The only thing I think serves as a true corrective is systemic change which includes a shift in gender expectations, sexism, and outdated policies around family leave, subsidized childcare, etc. But, I do think that authentic female friendship is a vital piece to our coping with this broken framework. And I say “authentic” meaning someone you can share the hard moments and frustration with, not just the happy times. You have to be able to be real with someone who gets your struggle or you will stuff it all down inside of you and basically bathe in anger and resentment.

4. What role does humor play in confronting the challenges imposed by modern motherhood?

Humor is absolutely medicinal! I don’t know of a better way to cope with sustained hardship and the ridiculousness of parenthood. There is something so validating about laughing with a fellow mother about being brought to your knees by kids. And for me, nothing is off limits (clearly, if you’ve read the book).

5. How do you think our culture’s gender standards are being sold to us now, in the 21st-century?

I think we all feel like it’s getting better, like we’re moving closer to equal, but surprisingly, recent studies have shown that we are actually moving backwards. The good news is that many changemakers in this motherhood arena are writing books, producing podcasts, and talking about ways moms can demand better, and how to set boundaries in their own marriages and families – and people finally seem to be listening! I think the change is coming – and I’m hoping that my book is part of that change – but we weary mothers are definitely the ones at the front of the revolution. “No one is coming to save us,” is one of the themes of my book, and it’s definitely applicable here too.

6. What do you think about this trend of “self-care” for mothers? 

I loathe the idea of self-care in this context, which I know is controversial. I get the idea of it, and under better conditions, sure, we can all benefit from being kind to and looking out for ourselves.
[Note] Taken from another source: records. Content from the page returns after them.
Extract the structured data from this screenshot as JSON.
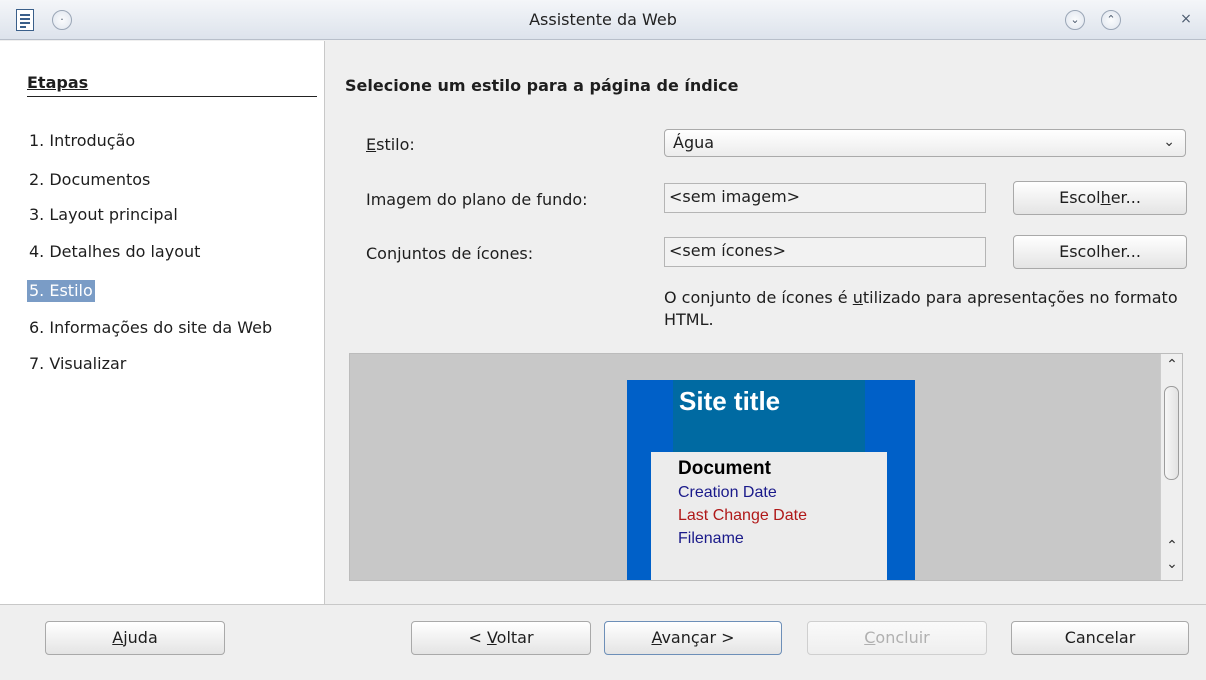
{
  "window": {
    "title": "Assistente da Web"
  },
  "sidebar": {
    "title": "Etapas",
    "steps": [
      {
        "label": "1. Introdução"
      },
      {
        "label": "2. Documentos"
      },
      {
        "label": "3. Layout principal"
      },
      {
        "label": "4. Detalhes do layout"
      },
      {
        "label": "5. Estilo",
        "selected": true
      },
      {
        "label": "6. Informações do site da Web"
      },
      {
        "label": "7. Visualizar"
      }
    ]
  },
  "main": {
    "heading": "Selecione um estilo para a página de índice",
    "style": {
      "label_pre": "",
      "label_mnemonic": "E",
      "label_post": "stilo:",
      "value": "Água"
    },
    "background": {
      "label": "Imagem do plano de fundo:",
      "value": "<sem imagem>",
      "button_pre": "Escol",
      "button_mnemonic": "h",
      "button_post": "er..."
    },
    "icons": {
      "label": "Conjuntos de ícones:",
      "value": "<sem ícones>",
      "button": "Escolher..."
    },
    "note_pre": "O conjunto de ícones é ",
    "note_mnemonic": "u",
    "note_post": "tilizado para apresentações no formato HTML.",
    "preview": {
      "site_title": "Site title",
      "document": "Document",
      "creation_date": "Creation Date",
      "last_change_date": "Last Change Date",
      "filename": "Filename",
      "colors": {
        "page_bg": "#0060c8",
        "header_bg": "#006aa2",
        "body_bg": "#ececec",
        "creation_color": "#1a1a8a",
        "last_change_color": "#b01818",
        "filename_color": "#1a1a8a"
      }
    }
  },
  "footer": {
    "help_mnemonic": "A",
    "help_rest": "juda",
    "back_pre": "< ",
    "back_mnemonic": "V",
    "back_post": "oltar",
    "next_mnemonic": "A",
    "next_post": "vançar >",
    "finish_mnemonic": "C",
    "finish_post": "oncluir",
    "cancel": "Cancelar"
  }
}
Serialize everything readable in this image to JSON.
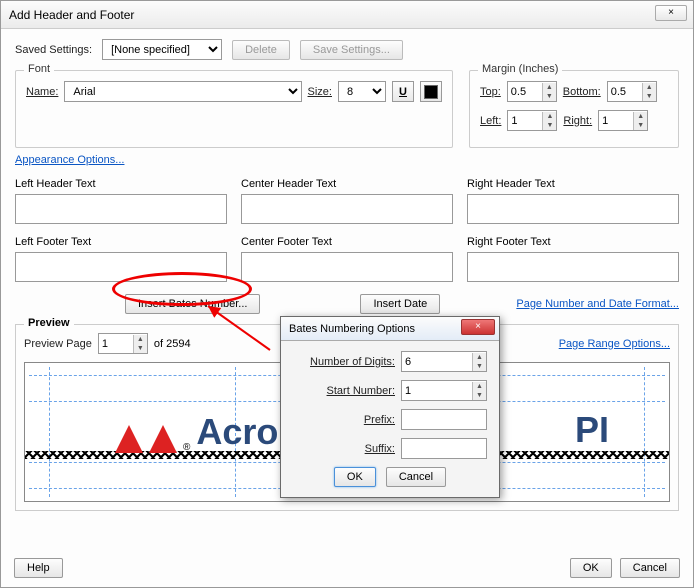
{
  "window": {
    "title": "Add Header and Footer",
    "close": "×"
  },
  "saved": {
    "label": "Saved Settings:",
    "value": "[None specified]",
    "delete": "Delete",
    "save": "Save Settings..."
  },
  "font": {
    "legend": "Font",
    "name_label": "Name:",
    "name": "Arial",
    "size_label": "Size:",
    "size": "8",
    "underline": "U"
  },
  "margin": {
    "legend": "Margin (Inches)",
    "top_label": "Top:",
    "top": "0.5",
    "bottom_label": "Bottom:",
    "bottom": "0.5",
    "left_label": "Left:",
    "left": "1",
    "right_label": "Right:",
    "right": "1"
  },
  "appearance_link": "Appearance Options...",
  "headers": {
    "lh": "Left Header Text",
    "ch": "Center Header Text",
    "rh": "Right Header Text",
    "lf": "Left Footer Text",
    "cf": "Center Footer Text",
    "rf": "Right Footer Text"
  },
  "mid": {
    "bates": "Insert Bates Number...",
    "date": "Insert Date",
    "format_link": "Page Number and Date Format..."
  },
  "preview": {
    "legend": "Preview",
    "page_label": "Preview Page",
    "page": "1",
    "total": "of 2594",
    "range_link": "Page Range Options...",
    "logo_text": "Acro",
    "logo_text2": "PI"
  },
  "footer": {
    "help": "Help",
    "ok": "OK",
    "cancel": "Cancel"
  },
  "modal": {
    "title": "Bates Numbering Options",
    "digits_label": "Number of Digits:",
    "digits": "6",
    "start_label": "Start Number:",
    "start": "1",
    "prefix_label": "Prefix:",
    "prefix": "",
    "suffix_label": "Suffix:",
    "suffix": "",
    "ok": "OK",
    "cancel": "Cancel",
    "close": "×"
  }
}
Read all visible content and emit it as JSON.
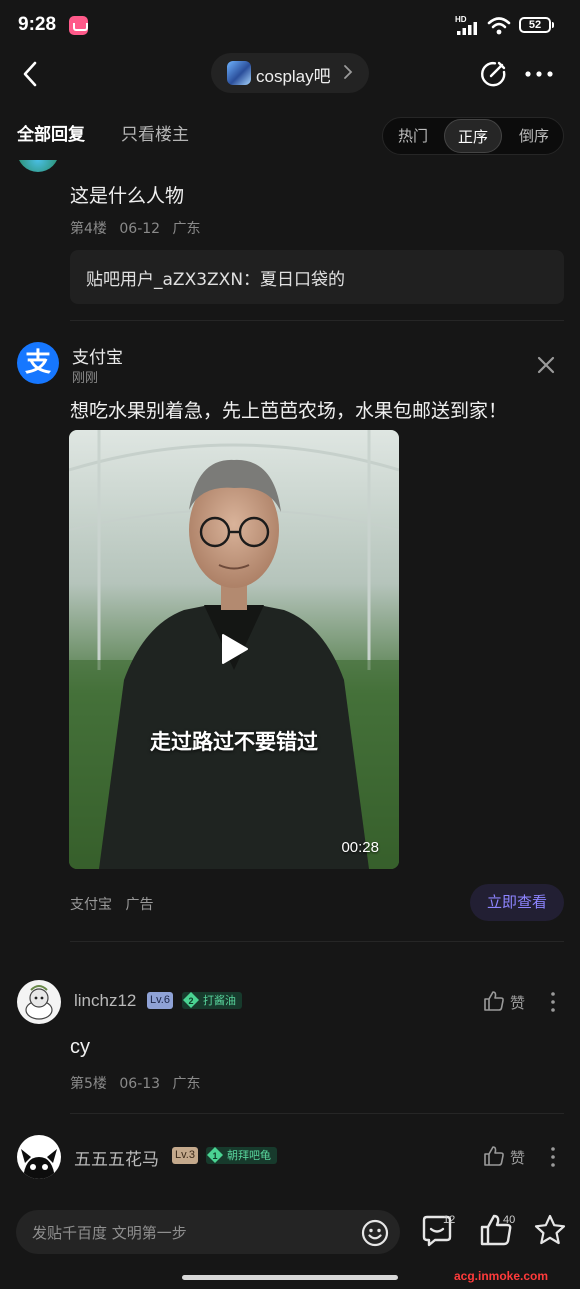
{
  "status_bar": {
    "time": "9:28",
    "network": "HD",
    "battery": "52",
    "icons": [
      "app-notification-icon",
      "signal-icon",
      "wifi-icon",
      "battery-icon"
    ]
  },
  "nav": {
    "forum_name": "cosplay吧",
    "icons": [
      "back-icon",
      "chevron-right-icon",
      "edit-icon",
      "more-icon"
    ]
  },
  "filter": {
    "tabs": [
      "全部回复",
      "只看楼主"
    ],
    "sort_options": [
      "热门",
      "正序",
      "倒序"
    ],
    "active_tab": "全部回复",
    "active_sort": "正序"
  },
  "post4": {
    "text": "这是什么人物",
    "floor": "第4楼",
    "date": "06-12",
    "location": "广东",
    "quote": "贴吧用户_aZX3ZXN：夏日口袋的"
  },
  "ad": {
    "advertiser": "支付宝",
    "logo_char": "支",
    "time": "刚刚",
    "text": "想吃水果别着急，先上芭芭农场，水果包邮送到家！",
    "video_caption": "走过路过不要错过",
    "video_duration": "00:28",
    "source": "支付宝",
    "ad_label": "广告",
    "cta": "立即查看"
  },
  "post5": {
    "username": "linchz12",
    "level": "Lv.6",
    "title_num": "2",
    "title": "打酱油",
    "like_label": "赞",
    "text": "cy",
    "floor": "第5楼",
    "date": "06-13",
    "location": "广东"
  },
  "post6": {
    "username": "五五五花马",
    "level": "Lv.3",
    "title_num": "1",
    "title": "朝拜吧龟",
    "like_label": "赞"
  },
  "bottom_bar": {
    "reply_placeholder": "发贴千百度 文明第一步",
    "comment_count": "12",
    "like_count": "40"
  },
  "watermark": "acg.inmoke.com",
  "colors": {
    "background": "#161616",
    "accent": "#8d84ff",
    "alipay_blue": "#1677ff",
    "title_badge_green": "#58d49c"
  }
}
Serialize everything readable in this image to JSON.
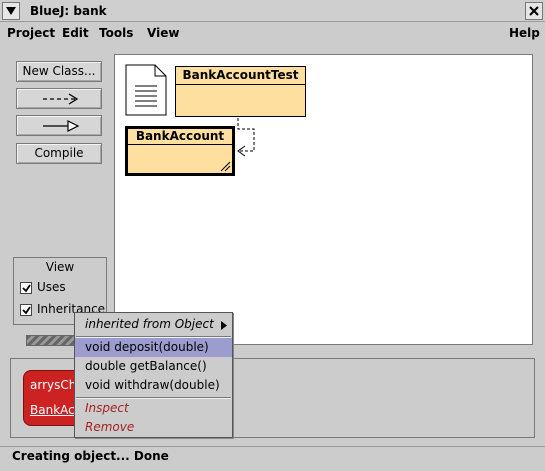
{
  "window": {
    "title": "BlueJ:  bank"
  },
  "menubar": {
    "items": [
      "Project",
      "Edit",
      "Tools",
      "View"
    ],
    "help": "Help"
  },
  "tools": {
    "new_class": "New Class...",
    "compile": "Compile"
  },
  "view_panel": {
    "title": "View",
    "uses": "Uses",
    "inheritance": "Inheritance",
    "uses_checked": true,
    "inheritance_checked": true
  },
  "classes": [
    {
      "name": "BankAccountTest"
    },
    {
      "name": "BankAccount"
    }
  ],
  "object_bench": {
    "object_name": "arrysChe",
    "object_type": "BankAcc"
  },
  "context_menu": {
    "inherited": "inherited from Object",
    "methods": [
      "void deposit(double)",
      "double getBalance()",
      "void withdraw(double)"
    ],
    "inspect": "Inspect",
    "remove": "Remove"
  },
  "status": {
    "text": "Creating object... Done"
  },
  "colors": {
    "class_fill": "#ffdf9f",
    "object_fill": "#cc2222",
    "menu_highlight": "#9c9ccf"
  }
}
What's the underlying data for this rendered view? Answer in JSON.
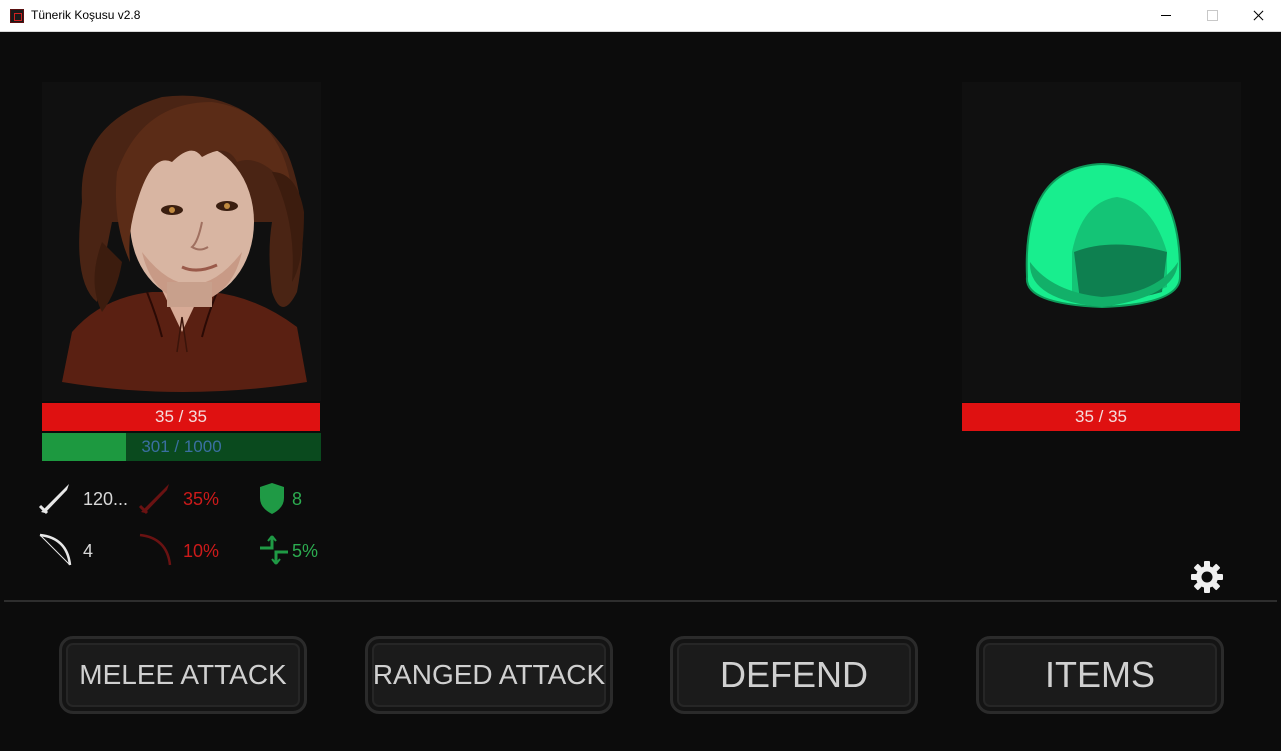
{
  "window": {
    "title": "Tünerik Koşusu v2.8"
  },
  "hero": {
    "hp_text": "35 / 35",
    "hp_fraction": 1.0,
    "xp_text": "301 / 1000",
    "xp_fraction": 0.301
  },
  "enemy": {
    "hp_text": "35 / 35",
    "hp_fraction": 1.0
  },
  "stats": {
    "melee_damage": "120...",
    "melee_crit": "35%",
    "armor": "8",
    "ranged_damage": "4",
    "ranged_crit": "10%",
    "dodge": "5%"
  },
  "actions": {
    "melee": "MELEE ATTACK",
    "ranged": "RANGED ATTACK",
    "defend": "DEFEND",
    "items": "ITEMS"
  },
  "colors": {
    "hp_bar": "#df1111",
    "xp_fill": "#1d9940",
    "xp_track": "#0a4a1e",
    "slime": "#18ee8e",
    "background": "#0c0c0c"
  },
  "icons": [
    "sword-icon",
    "crit-sword-icon",
    "shield-icon",
    "bow-icon",
    "crit-bow-icon",
    "dodge-arrows-icon",
    "gear-icon"
  ]
}
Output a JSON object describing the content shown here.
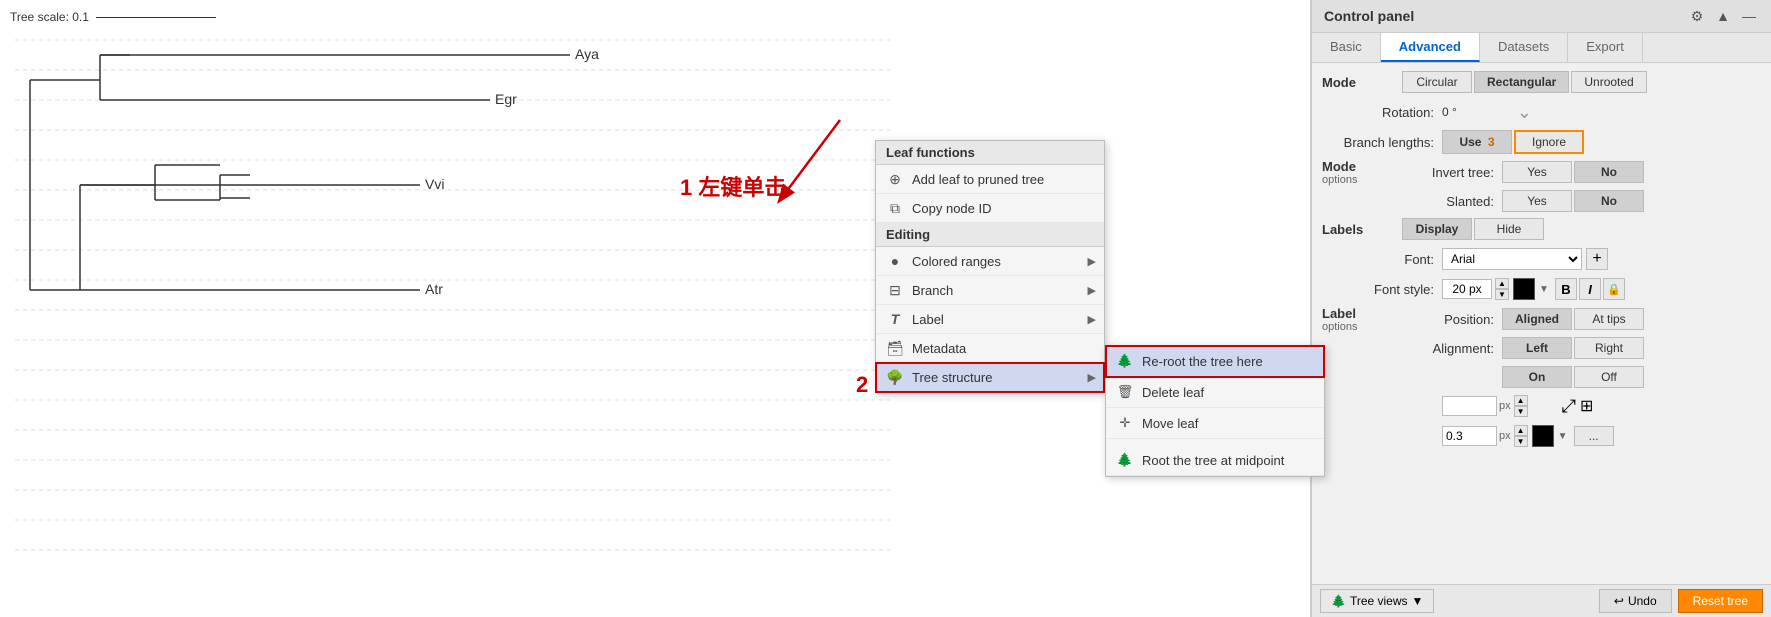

But, the idea of “self-care” is being sold to us by people and systems that refuse to help us. They’re basically saying, “Yes, you take care of everyone in your family, but now add yourself to that list because we’re not going to do it.” And it’s to the point that moms themselves believe and regurgitate this sentiment, so the whole thing feels like a complete gaslighting and elicits immediate rage from me.